Every now and then a high school student from the local community asks if I would allow them to “job shadow” me. I try to go out of my way to make the experience a positive one for these students and I have learned a lot in the process. When I plan to host a job shadower it forces me to think about why I have chosen to pursue a career in history and the amount of work, usually performed outside the classroom, that goes into an average work day.

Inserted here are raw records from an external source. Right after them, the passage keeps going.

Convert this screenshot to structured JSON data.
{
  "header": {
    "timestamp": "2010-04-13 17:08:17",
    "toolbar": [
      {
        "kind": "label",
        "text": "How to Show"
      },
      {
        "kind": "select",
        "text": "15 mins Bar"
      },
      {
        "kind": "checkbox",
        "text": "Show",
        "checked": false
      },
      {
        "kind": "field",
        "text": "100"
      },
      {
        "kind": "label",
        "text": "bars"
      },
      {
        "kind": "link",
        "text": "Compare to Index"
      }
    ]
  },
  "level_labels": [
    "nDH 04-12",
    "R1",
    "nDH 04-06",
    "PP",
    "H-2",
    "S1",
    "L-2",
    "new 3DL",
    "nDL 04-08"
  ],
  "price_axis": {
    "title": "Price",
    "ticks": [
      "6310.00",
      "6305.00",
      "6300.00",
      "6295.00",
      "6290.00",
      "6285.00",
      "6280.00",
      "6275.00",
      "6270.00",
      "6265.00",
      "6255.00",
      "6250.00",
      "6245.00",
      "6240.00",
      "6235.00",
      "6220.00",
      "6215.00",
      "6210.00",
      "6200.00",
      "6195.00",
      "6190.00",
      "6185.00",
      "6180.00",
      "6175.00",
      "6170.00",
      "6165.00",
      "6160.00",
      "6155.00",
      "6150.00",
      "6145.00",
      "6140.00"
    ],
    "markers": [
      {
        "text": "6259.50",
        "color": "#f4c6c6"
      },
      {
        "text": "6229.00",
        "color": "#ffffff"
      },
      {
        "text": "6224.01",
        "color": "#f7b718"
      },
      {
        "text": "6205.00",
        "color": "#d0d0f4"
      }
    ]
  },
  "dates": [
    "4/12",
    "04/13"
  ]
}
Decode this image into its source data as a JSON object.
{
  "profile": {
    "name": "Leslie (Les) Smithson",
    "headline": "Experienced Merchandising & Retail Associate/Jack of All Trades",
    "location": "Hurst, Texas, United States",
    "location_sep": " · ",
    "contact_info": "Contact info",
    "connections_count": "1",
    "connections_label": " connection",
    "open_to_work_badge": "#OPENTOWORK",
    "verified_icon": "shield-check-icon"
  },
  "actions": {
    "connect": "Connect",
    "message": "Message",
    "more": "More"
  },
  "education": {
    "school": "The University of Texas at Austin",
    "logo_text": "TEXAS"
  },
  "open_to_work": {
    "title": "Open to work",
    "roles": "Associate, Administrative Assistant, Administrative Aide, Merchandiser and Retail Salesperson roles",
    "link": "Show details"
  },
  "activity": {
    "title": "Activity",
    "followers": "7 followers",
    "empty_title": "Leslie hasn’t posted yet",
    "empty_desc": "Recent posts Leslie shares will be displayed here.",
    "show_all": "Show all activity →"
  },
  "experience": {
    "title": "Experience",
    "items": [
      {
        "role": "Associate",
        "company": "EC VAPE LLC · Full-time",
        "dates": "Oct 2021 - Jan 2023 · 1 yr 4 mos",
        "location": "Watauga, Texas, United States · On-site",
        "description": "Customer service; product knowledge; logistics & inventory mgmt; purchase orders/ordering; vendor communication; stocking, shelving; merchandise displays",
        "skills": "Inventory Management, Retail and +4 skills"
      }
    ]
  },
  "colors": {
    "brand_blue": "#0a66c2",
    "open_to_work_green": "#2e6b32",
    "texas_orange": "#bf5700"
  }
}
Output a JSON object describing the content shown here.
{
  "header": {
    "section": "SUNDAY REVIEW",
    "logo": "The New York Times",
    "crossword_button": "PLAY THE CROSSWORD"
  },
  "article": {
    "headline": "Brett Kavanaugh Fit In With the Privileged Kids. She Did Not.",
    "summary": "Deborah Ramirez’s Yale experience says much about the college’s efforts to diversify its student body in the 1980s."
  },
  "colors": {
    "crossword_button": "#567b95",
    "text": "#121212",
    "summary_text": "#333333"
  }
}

This is why I think the Architectural Conservancy of Ontario‘s NextGen’s job shadowing program designed to connect student and emerging professionals in public history to practitioners in the field is a wonderful idea. I know that job shadowing events are quite common among career center professionals, but as more and more history departments begin to think about how to train students for jobs in a variety of fields these kinds of events should be considered at the department level as well. Read more about this program here. Here is a link to a post on the program as HISTPRES.com.